The USA was called an ‘Empire of Liberty’ in 1780 by one of its Founding Fathers Thomas Jefferson, who wrote to his fellow founder James Madison: ‘I am persuaded no constitution was ever before so well calculated as ours for extensive empire & self government’. From its outset US ‘liberty’ had its limits for both Indigenous people and slaves, however ‘empire & self government’ is itself a fundamental contradiction which Gibbon (a contemporary of the slaveholder Jefferson, though not a supporter of American revolution himself) might have recognised. ‘Self government’, an inherently small scale affair, cannot co-exist with ‘empire’ — as the subsumption of the Roman republican form into the Imperial reality made clear.
Gibbon was influenced all his life by Baron de Montesquieu whose ‘Spirit of the Laws’ (1748) argued for the separation of the powers of government. Montesquieu also argued that republics needed to be small in size to safeguard liberties:
It is natural for a republic to have only a small territory; otherwise it cannot long subsist. … In an extensive republic, the public good is sacrificed to a thousand private views; it is subordinate to exceptions, and depends on accidents. In a small one, the interest of the public is more obvious, better understood, and more within the reach of every citizen; abuses have less extent, and of course are less protected.
So the gap between image and reality in the ‘public interest’ could be overcome by keeping power decentralised. However both Montesquieu and the US Founding Fathers were aware that while small might be beautiful, it was also vulnerable. Montesquieu favoured a confederation of ‘petty republics’ — something that the US Constitution set out to achieve (although the ‘slave power’ Confederate States of America could also use Montesquieu to argue that they had to secede from the Union during the Civil War).

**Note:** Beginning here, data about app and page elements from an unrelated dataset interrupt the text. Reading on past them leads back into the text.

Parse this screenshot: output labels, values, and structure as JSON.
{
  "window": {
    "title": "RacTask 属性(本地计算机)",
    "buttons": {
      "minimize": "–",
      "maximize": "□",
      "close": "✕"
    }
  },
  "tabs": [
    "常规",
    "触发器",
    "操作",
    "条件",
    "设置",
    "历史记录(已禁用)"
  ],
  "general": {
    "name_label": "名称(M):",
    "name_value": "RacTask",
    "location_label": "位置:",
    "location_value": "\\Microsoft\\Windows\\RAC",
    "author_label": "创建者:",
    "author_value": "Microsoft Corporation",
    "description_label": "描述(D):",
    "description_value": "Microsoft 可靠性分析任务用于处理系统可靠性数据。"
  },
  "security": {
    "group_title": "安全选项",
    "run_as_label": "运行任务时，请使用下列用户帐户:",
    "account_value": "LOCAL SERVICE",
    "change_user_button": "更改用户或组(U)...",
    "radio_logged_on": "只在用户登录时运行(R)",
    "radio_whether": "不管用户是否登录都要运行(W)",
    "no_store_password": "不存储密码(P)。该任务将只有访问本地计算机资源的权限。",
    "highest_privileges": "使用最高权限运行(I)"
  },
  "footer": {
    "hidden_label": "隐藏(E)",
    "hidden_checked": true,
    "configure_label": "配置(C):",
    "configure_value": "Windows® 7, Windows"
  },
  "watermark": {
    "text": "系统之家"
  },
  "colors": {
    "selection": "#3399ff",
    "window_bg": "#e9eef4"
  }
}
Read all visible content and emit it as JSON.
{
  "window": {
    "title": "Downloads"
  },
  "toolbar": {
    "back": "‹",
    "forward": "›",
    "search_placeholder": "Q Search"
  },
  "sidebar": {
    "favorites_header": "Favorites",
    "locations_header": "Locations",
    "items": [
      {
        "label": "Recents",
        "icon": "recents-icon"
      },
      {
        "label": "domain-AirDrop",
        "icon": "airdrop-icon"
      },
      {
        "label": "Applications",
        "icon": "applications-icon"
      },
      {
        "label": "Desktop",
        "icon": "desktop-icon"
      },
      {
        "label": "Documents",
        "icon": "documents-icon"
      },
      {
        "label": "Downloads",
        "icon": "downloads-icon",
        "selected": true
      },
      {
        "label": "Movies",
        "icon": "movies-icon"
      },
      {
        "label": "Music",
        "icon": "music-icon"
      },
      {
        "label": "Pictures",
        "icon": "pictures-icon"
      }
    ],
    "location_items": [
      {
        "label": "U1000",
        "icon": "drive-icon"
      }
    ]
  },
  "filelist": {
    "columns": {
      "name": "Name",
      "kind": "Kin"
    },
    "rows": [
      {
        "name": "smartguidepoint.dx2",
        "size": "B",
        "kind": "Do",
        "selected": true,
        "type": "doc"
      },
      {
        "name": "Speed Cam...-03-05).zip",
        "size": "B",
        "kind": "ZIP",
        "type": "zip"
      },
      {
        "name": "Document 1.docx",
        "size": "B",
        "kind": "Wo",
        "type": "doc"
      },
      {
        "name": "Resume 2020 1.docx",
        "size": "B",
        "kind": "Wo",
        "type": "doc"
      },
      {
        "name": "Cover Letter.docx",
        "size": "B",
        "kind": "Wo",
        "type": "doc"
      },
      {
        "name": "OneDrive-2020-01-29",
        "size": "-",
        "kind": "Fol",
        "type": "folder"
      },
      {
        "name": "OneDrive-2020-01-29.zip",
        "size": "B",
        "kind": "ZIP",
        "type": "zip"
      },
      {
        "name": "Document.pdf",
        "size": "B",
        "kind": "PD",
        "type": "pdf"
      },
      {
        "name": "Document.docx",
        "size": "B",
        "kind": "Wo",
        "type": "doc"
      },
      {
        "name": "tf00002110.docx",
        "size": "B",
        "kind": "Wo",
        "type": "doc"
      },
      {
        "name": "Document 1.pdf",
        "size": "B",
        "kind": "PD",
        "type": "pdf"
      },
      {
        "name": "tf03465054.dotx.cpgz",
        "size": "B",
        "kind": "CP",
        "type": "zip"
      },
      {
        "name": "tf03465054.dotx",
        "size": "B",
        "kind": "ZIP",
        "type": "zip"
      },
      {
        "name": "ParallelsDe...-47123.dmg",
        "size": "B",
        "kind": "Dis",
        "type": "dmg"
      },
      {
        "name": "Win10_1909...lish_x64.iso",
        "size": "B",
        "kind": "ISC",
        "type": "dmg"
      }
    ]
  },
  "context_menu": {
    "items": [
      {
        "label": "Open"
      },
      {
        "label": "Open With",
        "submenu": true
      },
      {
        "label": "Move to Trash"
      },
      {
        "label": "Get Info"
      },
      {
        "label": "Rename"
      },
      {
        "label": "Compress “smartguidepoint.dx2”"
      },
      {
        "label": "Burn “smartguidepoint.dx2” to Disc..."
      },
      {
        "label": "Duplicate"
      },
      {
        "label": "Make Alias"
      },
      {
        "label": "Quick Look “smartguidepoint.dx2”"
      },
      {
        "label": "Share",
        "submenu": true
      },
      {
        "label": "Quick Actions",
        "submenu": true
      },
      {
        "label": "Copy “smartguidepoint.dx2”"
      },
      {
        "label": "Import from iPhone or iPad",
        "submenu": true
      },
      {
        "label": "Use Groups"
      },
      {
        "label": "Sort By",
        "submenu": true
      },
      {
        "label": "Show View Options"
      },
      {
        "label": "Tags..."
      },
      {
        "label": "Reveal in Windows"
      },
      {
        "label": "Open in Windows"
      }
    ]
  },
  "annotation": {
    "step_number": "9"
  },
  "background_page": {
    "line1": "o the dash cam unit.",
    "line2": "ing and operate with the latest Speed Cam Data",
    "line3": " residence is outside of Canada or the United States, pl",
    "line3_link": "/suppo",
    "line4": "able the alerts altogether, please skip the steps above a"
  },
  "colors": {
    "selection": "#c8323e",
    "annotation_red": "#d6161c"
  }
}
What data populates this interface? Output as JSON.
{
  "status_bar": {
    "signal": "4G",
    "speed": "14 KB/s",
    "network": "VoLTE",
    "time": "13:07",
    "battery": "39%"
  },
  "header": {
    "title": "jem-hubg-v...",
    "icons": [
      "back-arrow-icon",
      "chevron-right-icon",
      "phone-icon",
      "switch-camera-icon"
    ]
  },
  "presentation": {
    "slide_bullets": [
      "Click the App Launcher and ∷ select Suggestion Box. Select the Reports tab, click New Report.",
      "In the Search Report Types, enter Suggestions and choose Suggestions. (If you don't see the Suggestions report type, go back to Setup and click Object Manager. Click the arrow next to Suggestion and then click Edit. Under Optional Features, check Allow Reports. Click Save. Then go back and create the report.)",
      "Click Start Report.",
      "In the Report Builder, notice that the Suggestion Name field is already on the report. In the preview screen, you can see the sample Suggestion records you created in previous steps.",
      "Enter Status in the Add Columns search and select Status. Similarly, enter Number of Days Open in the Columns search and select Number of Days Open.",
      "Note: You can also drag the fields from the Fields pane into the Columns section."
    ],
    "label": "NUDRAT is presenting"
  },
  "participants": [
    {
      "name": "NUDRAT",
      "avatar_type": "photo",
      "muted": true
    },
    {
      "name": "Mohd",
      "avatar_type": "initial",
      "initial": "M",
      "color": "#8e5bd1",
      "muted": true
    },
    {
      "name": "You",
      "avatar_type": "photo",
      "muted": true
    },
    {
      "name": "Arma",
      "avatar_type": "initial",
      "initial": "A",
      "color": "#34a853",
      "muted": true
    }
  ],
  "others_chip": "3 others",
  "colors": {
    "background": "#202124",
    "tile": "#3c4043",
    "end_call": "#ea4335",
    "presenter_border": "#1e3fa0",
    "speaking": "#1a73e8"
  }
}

The US constitutional system was presented by its Founders as a way of avoiding the destructive power of ‘Faction’ working against the public interest, in reality it was also a way of ensuring that citizen majorities were unable to make major changes. In the 21st century the ‘counter-majoritarian’ aspects of this system have become increasingly apparent: the powers of Judicial Review by the Supreme Court; the Electoral College which advantages parties which do better with fewer voters in rural states; the power to gerrymander electoral districts for partisan gain; and the role of ‘big money’ in political life. The paradox is that, far from decentralising power — the system ensures that citizens themselves are disempowered by being unable to achieve democratic change.
Rome and today: post-truth
So what Gibbon’s ‘Decline and Fall’ offers the contemporary reader is an (extremely lengthy) lesson in the dangers of letting image and reality diverge in our political systems. The Roman empire’s decline took hundreds of years — so the problems of an empire that wanted to at first look like a republic, and later look like a united Christian realm, were not obvious at any given time. The 21st century is often described as ‘post-truth’: in which political performance is more important than objective facts. However Gibbon shows this situation is not new for human affairs — the Roman world was just as ‘post-truth’ as our own. As an Enlightenment thinker, Gibbon believed that critical inquiry therefore had to follow the truth where ever it led. That didn’t always make him correct, but without the willingness and ability to call out the image/reality gap, human history will remain, in Gibbon’s words ‘the register of the crimes, follies, and misfortunes of mankind’.